This potential should give pause to the holder of such a stock, but is also a matter of concern for prospective buyers, which drive down the price of a stock according to their pessimism about the prospect of dilution.

Indicated Switches from Common into Preferred Stocks

The comparison between the prospects of common and preferred stocks have inverted throughout history: at some times, the potential earnings of common stocks have been better than those of preferred stocks, and at other times, preferred stocks promised better return than common ones.

As such, some investors consider swapping their holdings from common to preferred stock, or vice versa, choosing to hold the type of shares that held the most promise at any given time. Such practices ignore the fundamental differences between the two securities: preferred stock is not analogous to common stock, but to bonds.

Perhaps the only valid consideration of switching between the two is when a considerable premium or bargain is offered - that is, when converting preferred shares to common stock offers the ability to acquire the common stock on the open market, or vice-versa.

Stock-Option Warrants

"Let us mince no words," the author writes. "We consider the recent development of stock-option warrants as a near fraud, and existing menace, and a potential disaster. ... They should be prohibited by law, or at least strictly limited."

Originally, stock-option warrants issued by a firm were attached to a bond issue, inherent in the conversion privilege. In this instance, the investor who held a bond would give something of value to the firm (namely, freedom from the debt owed) in exchange for the stock. Where options are divorced from bonds, the firm sells an option to buy, in exchange for nothing at all.

This is universally detrimental to investors. Those who purchase warrants are unlikely to be able to redeem them at a rate that would exceed the cost of purchasing the warrant - in effect, paying a fee in exchange for something the seller expects to be completely worthless. Investing in such issues is tantamount to gambling where there is little chance of success.

It is seen as a good deal for the selling company because the firm receives an immediate payment for a good it may never have to deliver. The downside of this is that, if the stock rises in price, the options will be exercised, and the company will be compelled to issues shares from its treasury, diluting the value of existing shares, and will find that it has received from them a considerably lower price than could have been had by merely selling additional common shares when the need for capital arises.

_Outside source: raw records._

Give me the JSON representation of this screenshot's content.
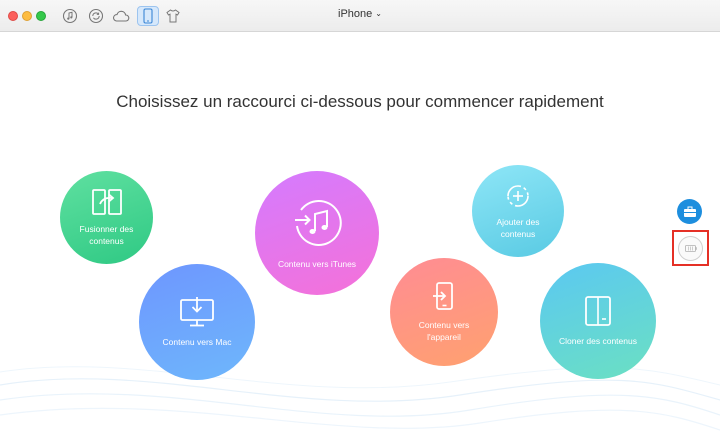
{
  "window": {
    "device_name": "iPhone",
    "caret": "⌄"
  },
  "toolbar": {
    "items": [
      {
        "icon": "music-note-icon"
      },
      {
        "icon": "sync-icon"
      },
      {
        "icon": "cloud-icon"
      },
      {
        "icon": "phone-icon",
        "active": true
      },
      {
        "icon": "tshirt-icon"
      }
    ]
  },
  "main": {
    "headline": "Choisissez un raccourci ci-dessous pour commencer rapidement",
    "shortcuts": {
      "merge": {
        "label": "Fusionner des contenus",
        "icon": "merge-icon"
      },
      "to_mac": {
        "label": "Contenu vers Mac",
        "icon": "computer-download-icon"
      },
      "to_itunes": {
        "label": "Contenu vers iTunes",
        "icon": "itunes-transfer-icon"
      },
      "to_device": {
        "label": "Contenu vers l'appareil",
        "icon": "device-transfer-icon"
      },
      "add": {
        "label": "Ajouter des contenus",
        "icon": "add-content-icon"
      },
      "clone": {
        "label": "Cloner des contenus",
        "icon": "clone-icon"
      }
    }
  },
  "side": {
    "toolbox_icon": "toolbox-icon",
    "battery_icon": "battery-icon"
  },
  "colors": {
    "accent_blue": "#1d8ede",
    "highlight_red": "#e53026"
  }
}
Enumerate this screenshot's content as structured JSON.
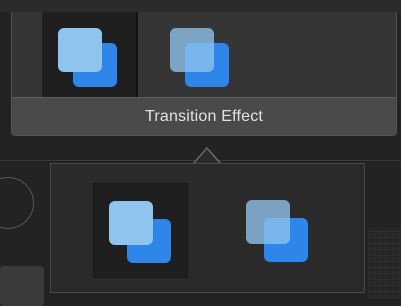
{
  "panel": {
    "label": "Transition Effect",
    "effects": [
      {
        "icon": "overlap-squares-icon",
        "selected": true
      },
      {
        "icon": "transparent-overlap-squares-icon",
        "selected": false
      }
    ]
  },
  "popover": {
    "effects": [
      {
        "icon": "overlap-squares-icon",
        "selected": true
      },
      {
        "icon": "transparent-overlap-squares-icon",
        "selected": false
      }
    ]
  },
  "colors": {
    "accent_back": "#2f86ea",
    "accent_front": "#8fc4ee",
    "panel_bg": "#353535",
    "label_bar_bg": "#4a4a4a",
    "popover_bg": "#2a2a2a"
  }
}
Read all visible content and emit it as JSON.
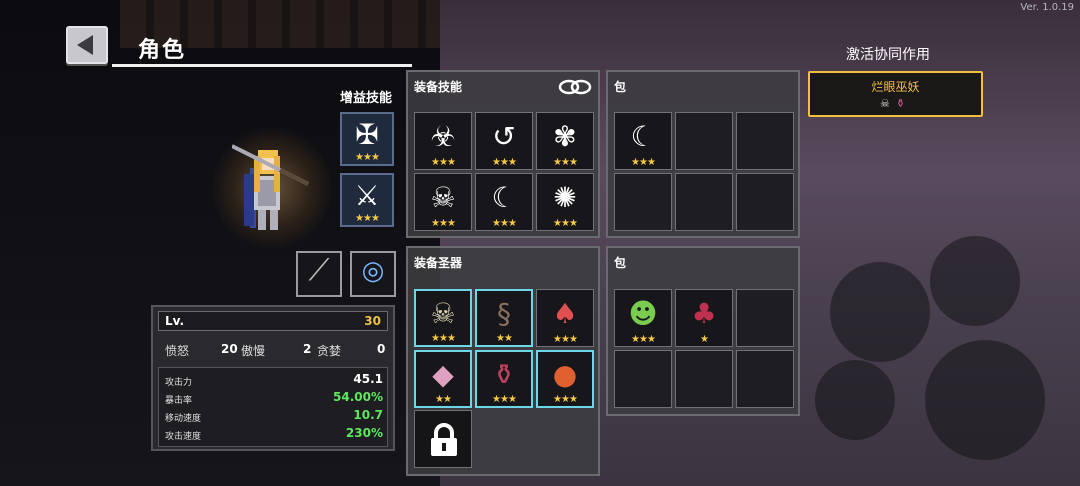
{
  "version": "Ver. 1.0.19",
  "header": {
    "title": "角色"
  },
  "buff": {
    "label": "增益技能",
    "slots": [
      {
        "icon": "demon-sigil-icon",
        "glyph": "✠",
        "stars": "★★★"
      },
      {
        "icon": "sword-arrow-icon",
        "glyph": "⚔",
        "stars": "★★★"
      }
    ]
  },
  "equipped": [
    {
      "icon": "spear-icon",
      "glyph": "⟋"
    },
    {
      "icon": "whirl-shield-icon",
      "glyph": "◎"
    }
  ],
  "stats": {
    "lv_label": "Lv.",
    "lv_value": "30",
    "traits": [
      {
        "name": "愤怒",
        "value": "20"
      },
      {
        "name": "傲慢",
        "value": "2"
      },
      {
        "name": "贪婪",
        "value": "0"
      }
    ],
    "rows": [
      {
        "name": "攻击力",
        "value": "45.1",
        "color": "#ffffff"
      },
      {
        "name": "暴击率",
        "value": "54.00%",
        "color": "#5ee65e"
      },
      {
        "name": "移动速度",
        "value": "10.7",
        "color": "#5ee65e"
      },
      {
        "name": "攻击速度",
        "value": "230%",
        "color": "#5ee65e"
      }
    ]
  },
  "skills_panel": {
    "title": "装备技能",
    "slots": [
      {
        "icon": "biohazard-icon",
        "glyph": "☣",
        "stars": "★★★"
      },
      {
        "icon": "axe-swirl-icon",
        "glyph": "↺",
        "stars": "★★★"
      },
      {
        "icon": "goblin-icon",
        "glyph": "✾",
        "stars": "★★★"
      },
      {
        "icon": "skull-icon",
        "glyph": "☠",
        "stars": "★★★"
      },
      {
        "icon": "crescent-icon",
        "glyph": "☾",
        "stars": "★★★"
      },
      {
        "icon": "burst-icon",
        "glyph": "✺",
        "stars": "★★★"
      }
    ]
  },
  "skills_bag": {
    "title": "包",
    "slots": [
      {
        "icon": "crescent-icon",
        "glyph": "☾",
        "stars": "★★★"
      },
      null,
      null,
      null,
      null,
      null
    ]
  },
  "relics_panel": {
    "title": "装备圣器",
    "slots": [
      {
        "icon": "skull-mask-icon",
        "glyph": "☠",
        "stars": "★★★",
        "highlight": true
      },
      {
        "icon": "serpent-icon",
        "glyph": "§",
        "stars": "★★",
        "highlight": true
      },
      {
        "icon": "flame-leaf-icon",
        "glyph": "♠",
        "stars": "★★★",
        "highlight": false
      },
      {
        "icon": "crystal-icon",
        "glyph": "◆",
        "stars": "★★",
        "highlight": true
      },
      {
        "icon": "potion-icon",
        "glyph": "⚱",
        "stars": "★★★",
        "highlight": true
      },
      {
        "icon": "egg-icon",
        "glyph": "●",
        "stars": "★★★",
        "highlight": true
      }
    ],
    "locked_icon": "padlock-icon"
  },
  "relics_bag": {
    "title": "包",
    "slots": [
      {
        "icon": "green-mask-icon",
        "glyph": "☻",
        "stars": "★★★"
      },
      {
        "icon": "red-claw-icon",
        "glyph": "♣",
        "stars": "★"
      },
      null,
      null,
      null,
      null,
      null,
      null
    ]
  },
  "synergy": {
    "title": "激活协同作用",
    "card_name": "烂眼巫妖",
    "card_icons": [
      "skull-icon",
      "potion-icon"
    ]
  }
}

(EN: The author's dim view in general seems to consider options written by the company directly, and does not mention the writing of options contracts by brokerage houses or individual investors, which seems to be the more common practice in the modern market. However, I would expect that the cautions to buyer and seller alike remain identical)

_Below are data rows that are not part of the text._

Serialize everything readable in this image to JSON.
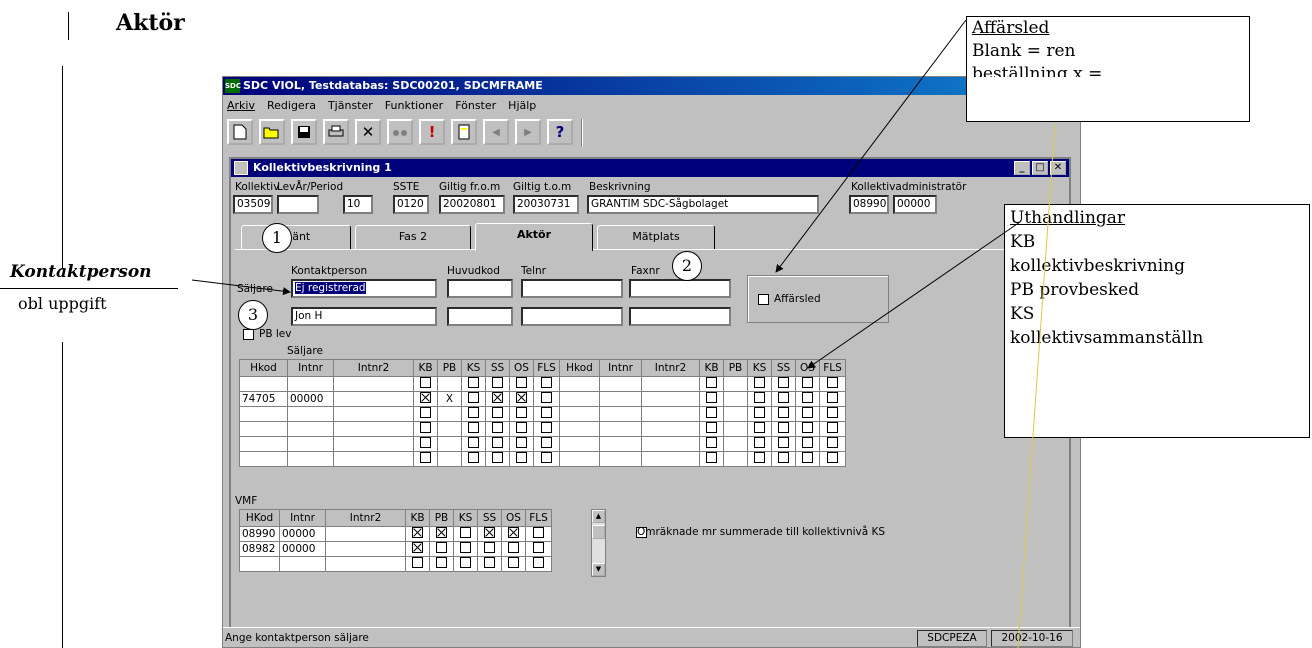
{
  "page": {
    "heading": "Aktör"
  },
  "app": {
    "title": "SDC VIOL, Testdatabas: SDC00201, SDCMFRAME",
    "icon_label": "SDC",
    "menu": [
      "Arkiv",
      "Redigera",
      "Tjänster",
      "Funktioner",
      "Fönster",
      "Hjälp"
    ],
    "toolbar": [
      "new-document-icon",
      "open-folder-icon",
      "save-icon",
      "print-icon",
      "delete-icon",
      "find-icon",
      "alert-icon",
      "copy-icon",
      "prev-icon",
      "next-icon",
      "help-icon"
    ],
    "toolbar_glyphs": {
      "alert": "!",
      "help": "?",
      "delete": "✕",
      "prev": "◀",
      "next": "▶"
    }
  },
  "window": {
    "title": "Kollektivbeskrivning 1",
    "buttons": [
      "_",
      "□",
      "✕"
    ]
  },
  "header_fields": {
    "kollektiv": {
      "label": "Kollektiv",
      "value": "03509"
    },
    "levar_period": {
      "label": "LevÅr/Period",
      "value1": "",
      "value2": "10"
    },
    "sste": {
      "label": "SSTE",
      "value": "0120"
    },
    "giltig_from": {
      "label": "Giltig fr.o.m",
      "value": "20020801"
    },
    "giltig_tom": {
      "label": "Giltig t.o.m",
      "value": "20030731"
    },
    "beskrivning": {
      "label": "Beskrivning",
      "value": "GRANTIM SDC-Sågbolaget"
    },
    "admin": {
      "label": "Kollektivadministratör",
      "value1": "08990",
      "value2": "00000"
    }
  },
  "tabs": [
    {
      "label": "...änt",
      "active": false
    },
    {
      "label": "Fas 2",
      "active": false
    },
    {
      "label": "Aktör",
      "active": true
    },
    {
      "label": "Mätplats",
      "active": false
    }
  ],
  "contact": {
    "col_kontaktperson": "Kontaktperson",
    "col_huvudkod": "Huvudkod",
    "col_telnr": "Telnr",
    "col_faxnr": "Faxnr",
    "row1_label": "Säljare",
    "row1_value": "Ej registrerad",
    "row2_label": "...",
    "row2_value": "Jon H",
    "affarsled_label": "Affärsled",
    "pb_lev_label": "PB lev"
  },
  "seller_grid": {
    "group_label": "Säljare",
    "columns_left": [
      "Hkod",
      "Intnr",
      "Intnr2",
      "KB",
      "PB",
      "KS",
      "SS",
      "OS",
      "FLS"
    ],
    "columns_right": [
      "Hkod",
      "Intnr",
      "Intnr2",
      "KB",
      "PB",
      "KS",
      "SS",
      "OS",
      "FLS"
    ],
    "rows": [
      {
        "hkod": "",
        "intnr": "",
        "intnr2": "",
        "kb": "box",
        "pb": "",
        "ks": "box",
        "ss": "box",
        "os": "box",
        "fls": "box"
      },
      {
        "hkod": "74705",
        "intnr": "00000",
        "intnr2": "",
        "kb": "checked",
        "pb": "X",
        "ks": "box",
        "ss": "checked",
        "os": "checked",
        "fls": "box"
      },
      {
        "hkod": "",
        "intnr": "",
        "intnr2": "",
        "kb": "box",
        "pb": "",
        "ks": "box",
        "ss": "box",
        "os": "box",
        "fls": "box"
      },
      {
        "hkod": "",
        "intnr": "",
        "intnr2": "",
        "kb": "box",
        "pb": "",
        "ks": "box",
        "ss": "box",
        "os": "box",
        "fls": "box"
      },
      {
        "hkod": "",
        "intnr": "",
        "intnr2": "",
        "kb": "box",
        "pb": "",
        "ks": "box",
        "ss": "box",
        "os": "box",
        "fls": "box"
      },
      {
        "hkod": "",
        "intnr": "",
        "intnr2": "",
        "kb": "box",
        "pb": "",
        "ks": "box",
        "ss": "box",
        "os": "box",
        "fls": "box"
      }
    ]
  },
  "vmf_grid": {
    "group_label": "VMF",
    "columns": [
      "HKod",
      "Intnr",
      "Intnr2",
      "KB",
      "PB",
      "KS",
      "SS",
      "OS",
      "FLS"
    ],
    "rows": [
      {
        "hkod": "08990",
        "intnr": "00000",
        "kb": "checked",
        "pb": "checked",
        "ks": "box",
        "ss": "checked",
        "os": "checked",
        "fls": "box"
      },
      {
        "hkod": "08982",
        "intnr": "00000",
        "kb": "checked",
        "pb": "box",
        "ks": "box",
        "ss": "box",
        "os": "box",
        "fls": "box"
      },
      {
        "hkod": "",
        "intnr": "",
        "kb": "box",
        "pb": "box",
        "ks": "box",
        "ss": "box",
        "os": "box",
        "fls": "box"
      }
    ],
    "omraknade_label": "Omräknade mr summerade till kollektivnivå KS"
  },
  "status": {
    "message": "Ange kontaktperson säljare",
    "pane1": "SDCPEZA",
    "pane2": "2002-10-16"
  },
  "annotations": {
    "affarsled_title": "Affärsled",
    "affarsled_line1": "Blank = ren",
    "affarsled_line2": "beställning x =",
    "uthandlingar_title": "Uthandlingar",
    "uthandlingar_lines": [
      "KB",
      "kollektivbeskrivning",
      "PB provbesked",
      "KS",
      "kollektivsammanställn"
    ],
    "kontaktperson_label": "Kontaktperson",
    "obl_label": "obl uppgift",
    "circle1": "1",
    "circle2": "2",
    "circle3": "3"
  }
}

Practical Postscript

The author considers warrants in general, whether tied to a convertible issue or sold independently, to be an exceedingly bad idea. And yet, the periodic instance of a warrant in which an investor made an astronomical profit attract much attention among the greediest of speculators.

The example is given of Tri-Continental corporation's warrants which were originally sold at 1/32 of a dollar during the depths of the 1929 depression, and rose to a rate of $75.75 some years later, yielding a return of 242,000%. Even in the current market, one can find instance of warrants that will more than double in value in the course of a single year.

In theory, the practice of trading in options can be conducted in much the same manner as trading in stocks: they depend on the prediction of the future value of stock prices by buyers and sellers - but given the extreme degree of risk, it is even less practical as a method of either investment by the individual or fund-raising by a corporation.